At the helm of the Indian Wells Tennis Garden, and one of the founders of PM Sports Management (along with fellow Davis Cup player and Chief Executive Officer Charles Pasarell, Jr.), Raymond J.Moore led South Africa to the Davis Cup title in 1974. Ranked as the number one South African player for several years, Moore reached the rank of number eight singles player in the world in 1969…with a career that would last 17 years.His aggressive playing style brought him victories over some of the world’s top players including Arthur Ashe, Rod Laver, Bjorn Borg and Stan Smith.
“I guess it was Nirvana,” smiles Moore. “At the time, I didn’t know what a good life we were living. We were traveling the world and doing something we loved.”Moore points out that in tennis, like golf, you only get paid if you win. But in those days, that was the only real pressure he had.
After retiring from the professional tour, Moore coached the Swiss Davis Cup team in addition to coaching individual players. He also created a junior development tennis program for South Africa before turning his energy to the administration of professional tennis. He stayed active playing tennis and golf recreationally until his knee developed some real problems. Dr.Reber was his first choice for treatment.
“My knee was very sore and swollen. The cartilage had deteriorated and there were fragments,” recalls Moore. “Ray had a lot of rough cartilage under his kneecap and some other areas of his knee.We did arthroscopic surgery and cleaned it up,” explains Dr. Reber. “His injury was from the wear and tear of playing professional tennis. He’s doing very well now.”
After three months and a rehabilitation regimen, Moore’s pain was gone. “I can play tennis every day if I want to,” said Moore. “Dr. Reber is a wonderful doctor. He understands athletic injuries because he’s an athlete. Athletic injuries are different from normal injuries.”
For Moore, a full recovery is key to staying active. “There are several parts of the body that are really important in any athletic endeavor and the knee is one of those.You brace, you pivot and do all kinds of things with your knees…and they have to be strong. If they’re not, you develop bad technical habits in your sport because one part of the body compensates for another.”
Dr. Reber appreciates the support of Eisenhower in his endeavor to reach out to professional and recreational athletes alike.“Eisenhower and I have always had a great relationship. Their participation in the sports programs has been invaluable. It’s given us flexibility to cover special events like the Pacific Life Open and major golf tournaments.” As a tennis player, Dr. Reber is aware of how the game has changed. “There is so much more power. More speed. The athletes are better. It’s true for all sports.”

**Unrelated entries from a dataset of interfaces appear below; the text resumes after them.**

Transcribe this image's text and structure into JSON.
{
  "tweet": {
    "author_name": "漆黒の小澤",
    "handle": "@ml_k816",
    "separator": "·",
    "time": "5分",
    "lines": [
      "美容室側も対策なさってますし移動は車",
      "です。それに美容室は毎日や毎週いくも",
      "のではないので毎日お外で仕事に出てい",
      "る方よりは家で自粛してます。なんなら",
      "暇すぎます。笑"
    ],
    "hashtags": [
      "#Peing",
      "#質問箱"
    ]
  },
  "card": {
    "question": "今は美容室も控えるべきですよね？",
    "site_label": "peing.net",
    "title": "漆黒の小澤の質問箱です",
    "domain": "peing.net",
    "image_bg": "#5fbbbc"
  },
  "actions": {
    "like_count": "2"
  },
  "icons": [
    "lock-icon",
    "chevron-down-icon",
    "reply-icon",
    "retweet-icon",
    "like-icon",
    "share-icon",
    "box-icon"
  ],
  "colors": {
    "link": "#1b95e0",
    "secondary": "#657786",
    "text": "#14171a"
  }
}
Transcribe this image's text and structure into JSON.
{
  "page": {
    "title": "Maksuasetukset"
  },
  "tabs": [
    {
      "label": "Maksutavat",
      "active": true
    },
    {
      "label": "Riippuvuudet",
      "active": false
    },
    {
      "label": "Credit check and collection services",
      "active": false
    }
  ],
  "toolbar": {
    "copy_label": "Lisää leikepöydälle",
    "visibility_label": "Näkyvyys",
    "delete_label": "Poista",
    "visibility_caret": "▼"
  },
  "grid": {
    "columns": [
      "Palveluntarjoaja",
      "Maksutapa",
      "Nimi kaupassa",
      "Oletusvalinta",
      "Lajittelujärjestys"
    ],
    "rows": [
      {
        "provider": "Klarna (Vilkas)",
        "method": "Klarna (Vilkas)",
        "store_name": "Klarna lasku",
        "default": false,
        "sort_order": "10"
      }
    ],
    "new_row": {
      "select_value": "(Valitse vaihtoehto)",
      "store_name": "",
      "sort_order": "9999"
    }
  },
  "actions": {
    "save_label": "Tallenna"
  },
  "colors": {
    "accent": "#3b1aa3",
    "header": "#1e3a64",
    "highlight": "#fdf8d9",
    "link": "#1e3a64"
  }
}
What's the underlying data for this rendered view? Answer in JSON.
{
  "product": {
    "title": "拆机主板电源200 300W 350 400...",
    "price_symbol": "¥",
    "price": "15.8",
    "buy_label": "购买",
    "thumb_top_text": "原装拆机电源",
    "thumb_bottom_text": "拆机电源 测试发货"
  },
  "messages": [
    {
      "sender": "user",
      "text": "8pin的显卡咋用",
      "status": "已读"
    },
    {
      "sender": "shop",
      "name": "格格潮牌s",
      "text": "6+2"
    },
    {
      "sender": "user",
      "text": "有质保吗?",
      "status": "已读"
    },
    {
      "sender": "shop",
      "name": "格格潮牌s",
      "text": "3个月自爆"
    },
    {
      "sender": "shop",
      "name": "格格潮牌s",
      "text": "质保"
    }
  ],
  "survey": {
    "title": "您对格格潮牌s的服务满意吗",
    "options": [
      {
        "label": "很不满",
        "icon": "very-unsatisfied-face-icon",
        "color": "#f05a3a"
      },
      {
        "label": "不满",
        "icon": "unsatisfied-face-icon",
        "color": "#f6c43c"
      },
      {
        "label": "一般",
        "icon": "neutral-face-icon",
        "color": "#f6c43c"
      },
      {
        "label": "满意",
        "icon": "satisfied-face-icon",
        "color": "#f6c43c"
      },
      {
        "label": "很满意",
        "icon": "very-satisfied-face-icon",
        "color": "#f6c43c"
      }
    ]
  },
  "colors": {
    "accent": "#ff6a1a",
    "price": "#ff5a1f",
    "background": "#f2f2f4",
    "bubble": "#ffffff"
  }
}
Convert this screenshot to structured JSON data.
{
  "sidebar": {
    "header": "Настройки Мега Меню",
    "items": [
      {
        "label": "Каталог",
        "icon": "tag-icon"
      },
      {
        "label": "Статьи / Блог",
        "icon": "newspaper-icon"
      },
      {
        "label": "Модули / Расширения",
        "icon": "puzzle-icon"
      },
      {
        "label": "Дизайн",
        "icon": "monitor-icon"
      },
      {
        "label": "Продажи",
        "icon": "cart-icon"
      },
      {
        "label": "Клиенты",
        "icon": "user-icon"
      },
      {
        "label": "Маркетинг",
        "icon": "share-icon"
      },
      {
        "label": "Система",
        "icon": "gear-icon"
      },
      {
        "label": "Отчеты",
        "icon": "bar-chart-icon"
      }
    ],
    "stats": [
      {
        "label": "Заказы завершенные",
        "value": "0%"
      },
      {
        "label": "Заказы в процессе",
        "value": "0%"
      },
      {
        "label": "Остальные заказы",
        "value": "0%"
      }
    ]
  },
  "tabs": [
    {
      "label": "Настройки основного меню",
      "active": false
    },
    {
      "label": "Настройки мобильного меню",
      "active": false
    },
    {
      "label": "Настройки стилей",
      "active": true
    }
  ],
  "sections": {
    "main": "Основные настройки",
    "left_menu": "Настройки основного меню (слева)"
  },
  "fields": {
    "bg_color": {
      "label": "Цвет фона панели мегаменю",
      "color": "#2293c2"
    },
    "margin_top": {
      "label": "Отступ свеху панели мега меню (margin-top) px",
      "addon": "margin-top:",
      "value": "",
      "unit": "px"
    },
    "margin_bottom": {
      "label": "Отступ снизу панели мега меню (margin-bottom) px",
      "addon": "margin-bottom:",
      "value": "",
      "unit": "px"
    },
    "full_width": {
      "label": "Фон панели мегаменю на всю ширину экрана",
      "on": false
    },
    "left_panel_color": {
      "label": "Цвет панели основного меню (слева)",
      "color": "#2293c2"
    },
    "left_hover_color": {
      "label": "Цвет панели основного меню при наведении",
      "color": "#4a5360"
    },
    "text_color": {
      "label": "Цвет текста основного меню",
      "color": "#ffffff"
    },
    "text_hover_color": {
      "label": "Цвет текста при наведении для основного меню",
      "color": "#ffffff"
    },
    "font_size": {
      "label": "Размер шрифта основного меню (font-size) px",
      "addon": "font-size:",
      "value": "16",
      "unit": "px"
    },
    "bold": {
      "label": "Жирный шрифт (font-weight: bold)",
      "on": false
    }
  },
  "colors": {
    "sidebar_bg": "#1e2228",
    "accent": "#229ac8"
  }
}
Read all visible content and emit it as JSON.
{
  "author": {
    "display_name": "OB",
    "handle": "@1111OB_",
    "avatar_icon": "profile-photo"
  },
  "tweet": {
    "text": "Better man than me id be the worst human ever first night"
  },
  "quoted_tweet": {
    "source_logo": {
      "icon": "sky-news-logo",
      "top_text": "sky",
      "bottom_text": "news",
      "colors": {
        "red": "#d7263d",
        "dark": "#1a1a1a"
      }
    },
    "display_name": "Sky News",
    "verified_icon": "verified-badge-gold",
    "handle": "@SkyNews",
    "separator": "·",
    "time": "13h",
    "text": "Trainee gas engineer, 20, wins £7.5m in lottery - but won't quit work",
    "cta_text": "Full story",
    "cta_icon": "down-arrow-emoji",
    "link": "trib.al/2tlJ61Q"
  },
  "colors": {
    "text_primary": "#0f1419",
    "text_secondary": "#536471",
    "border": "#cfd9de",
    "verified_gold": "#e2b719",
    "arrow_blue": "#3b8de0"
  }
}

Peggy Michel and Raymond J. Moore don’t play on the tennis circuit anymore, but they’d like the game to be around for generations to come. Tennis is, after all, only second to soccer as the most popular sport in the world. A total of 142 countries enter the Davis Cup each year.
Michel and Moore would like to continue drawing the world’s best players to the Pacific Life Open, and with the support from other world-renowned tennis champions, they undoubtedly will. “Part of our new group of owners includes Chris Evert, Billie Jean King and Pete Sampras. They’ve given financial support and credibility to our tournament,” says Michel. According to Moore, it’s beyond the norm. “It’s unique for athletes to put up their own money to be investors. It’s really wonderful.”
Dr. Reber and his staff will be waiting on the sidelines, ready to help whenever they’re needed. For all the premier athletes who participate, that’s a very good thing.